After a difficult week, the country got some good news on Covid-19 at the weekend, with two of New Zealand's coming vaccines showing promise.
New Zealand has deals with four vaccine makers: Pfizer/BioNTech, AstraZeneca/Oxford, Johnson & Johnson's Janssen, and Novavax, which expects to have its shots ready by September.
Medsafe may grant provisional approval for New Zealand use of the Pfizer/BioNTech vaccine as soon as this Wednesday.
Trial data says the J & J vaccine is 85 per cent effective against the most severe cases of the coronavirus - essentially what everyone wants to avoid. No hospitalisations or deaths were reported.
It has 66 per cent effectiveness overall and is expected to seek United States Food and Drug Administration approval this week. It is also a simple single shot that requires normal fridge storage.
Novavax, which is working on a double-dose vaccine, reported that it appears to be 89 per cent effective in a British study. It can also be stored in standard fridges.
These results probably amount to a preliminary pat on the back for the Government's approach of buying different types of vaccines, rather than putting its eggs in one basket.
There are international supply and distribution questions hanging over the other New Zealand-bound jabs. The European Union introduced tighter rules on exports of Covid-19 vaccines amid a row with AstraZeneca.

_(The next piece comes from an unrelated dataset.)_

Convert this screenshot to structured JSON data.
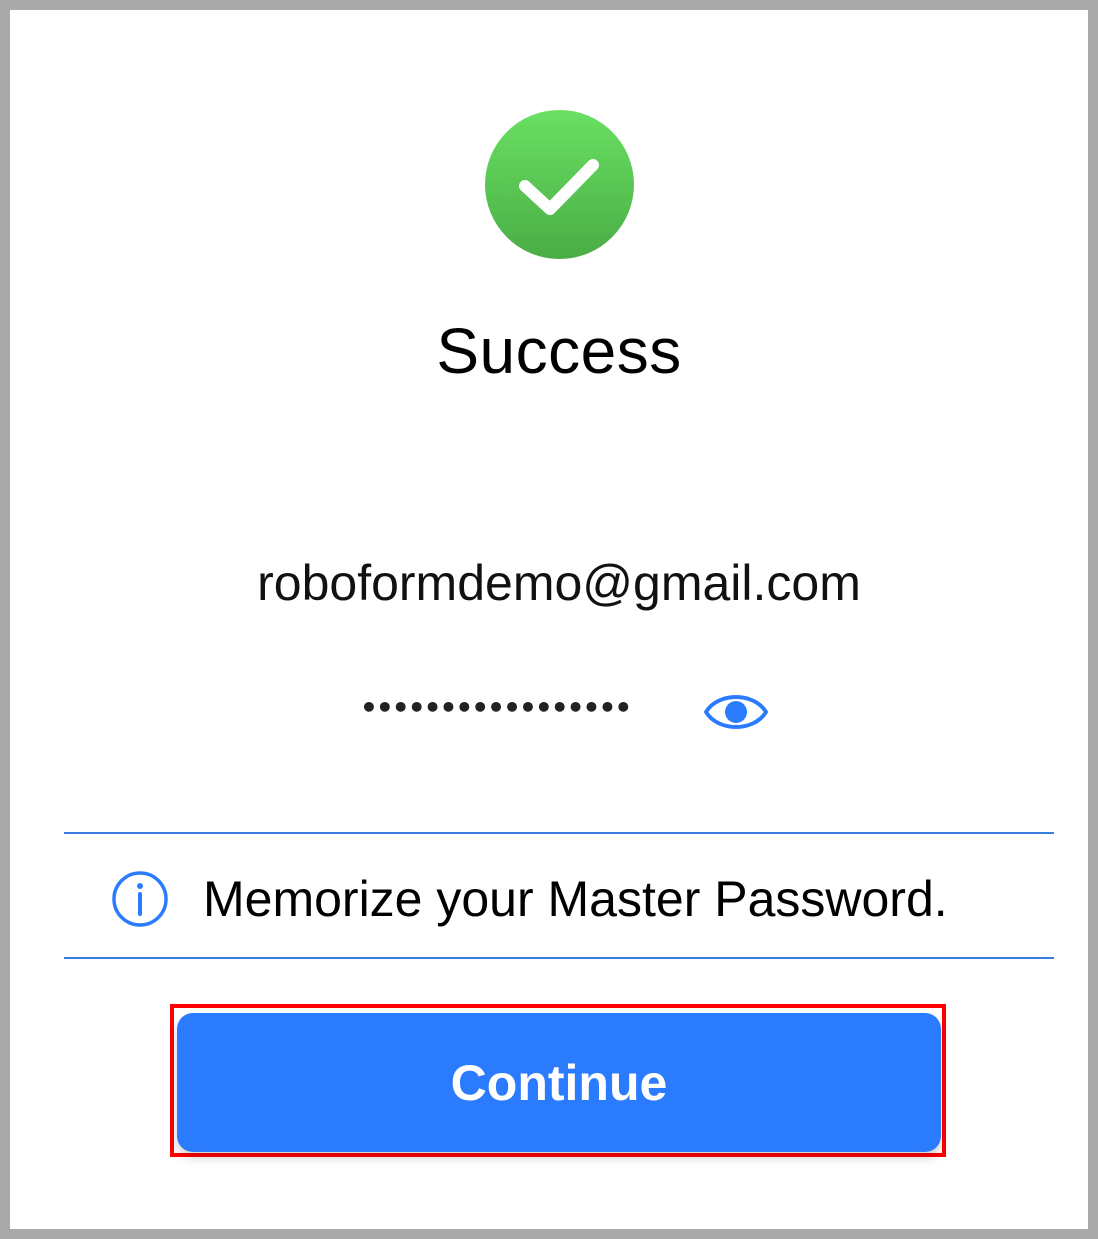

Unlike the world's dreary 2020, this year has been a mixed bag so far, with some hope for progress but also setbacks.
For instance, the good news over the new vaccines comes with a stormy lining.
Both the J & J and Novavax studies reported a drop in vaccine effectiveness in South African tests. US infectious disease expert Dr Anthony Fauci described that reduced protection as "really a wake-up call" and there was a need "to vaccinate as many people as we possibly can".
These two vaccines - unlike those first out last year - are being tested while new variants of the coronavirus are raging in Britain and South Africa, two countries New Zealand has close ties with.
The South African mutation appears to be the trickier of the two, and it is the variant that escaped from managed isolation here.
It's more evidence that while the world has been fortunate to develop exceptional vaccines so quickly, a major vaccine push needs to nail down that advantage before the variants become more widespread. And doses can only be one layer of protection, next to others such as wearing good-quality masks and testing.
The J & J vaccine was 72 per cent effective against moderate to severe cases in the US, compared with 66 per cent in Latin America and 57 per cent in South Africa.
Novavax said its interim British data suggested the jab is nearly 96 per cent effective against the older coronavirus and nearly 86 per cent effective against the UK variant.
In South Africa, a study included some volunteers with HIV. The Novavax vaccine was 60 per cent effective for those without HIV and provided 49 per cent protection overall. A third of the volunteers already had original virus antibodies and this did not protect them against the variant.
Pharma labs are applying themselves to creating vaccine fixes for the major mutants. Germany is ordering vaccines for 2022 in case regular or booster doses are needed because of variants.
The rise of the variants suggests that the coronavirus could be a problem for a long time regardless of our own vaccination programme this year.
To some extent we are reliant on the virus being brought under control everywhere. Otherwise we could see regular cycles of new variants, new outbreaks and new vaccine updates.